ACTION ITEM: Return each line below holding the string "icon".

DATA IN THIS EXERCISE:
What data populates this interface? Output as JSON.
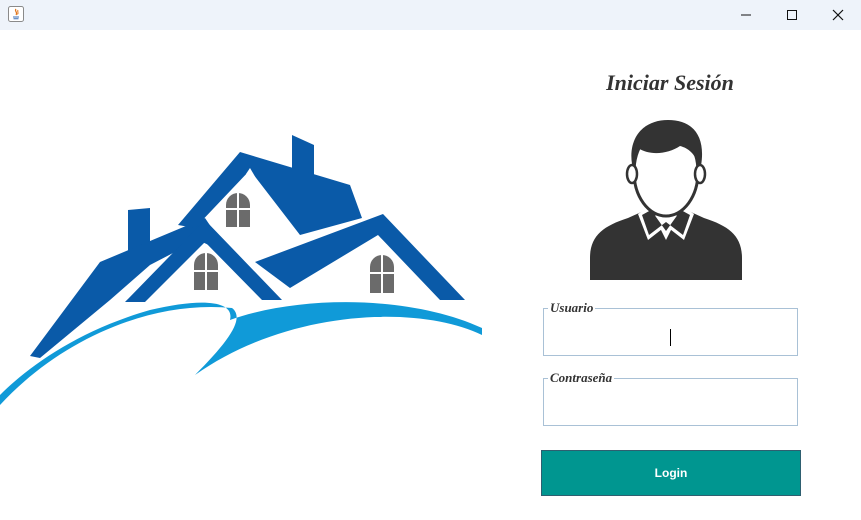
{
  "window": {
    "title": "",
    "controls": {
      "minimize_icon": "minimize-icon",
      "maximize_icon": "maximize-icon",
      "close_icon": "close-icon"
    }
  },
  "login": {
    "title": "Iniciar Sesión",
    "username_label": "Usuario",
    "username_value": "",
    "password_label": "Contraseña",
    "password_value": "",
    "login_button": "Login"
  },
  "colors": {
    "titlebar": "#eef3fa",
    "roof_blue": "#0a5aa8",
    "wave_blue": "#109ad8",
    "window_gray": "#6b6b6b",
    "avatar_dark": "#333333",
    "field_border": "#a9c1d6",
    "button_teal": "#009690"
  }
}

EXERCISE SOLUTION:
      "minimize_icon": "minimize-icon",
      "maximize_icon": "maximize-icon",
      "close_icon": "close-icon"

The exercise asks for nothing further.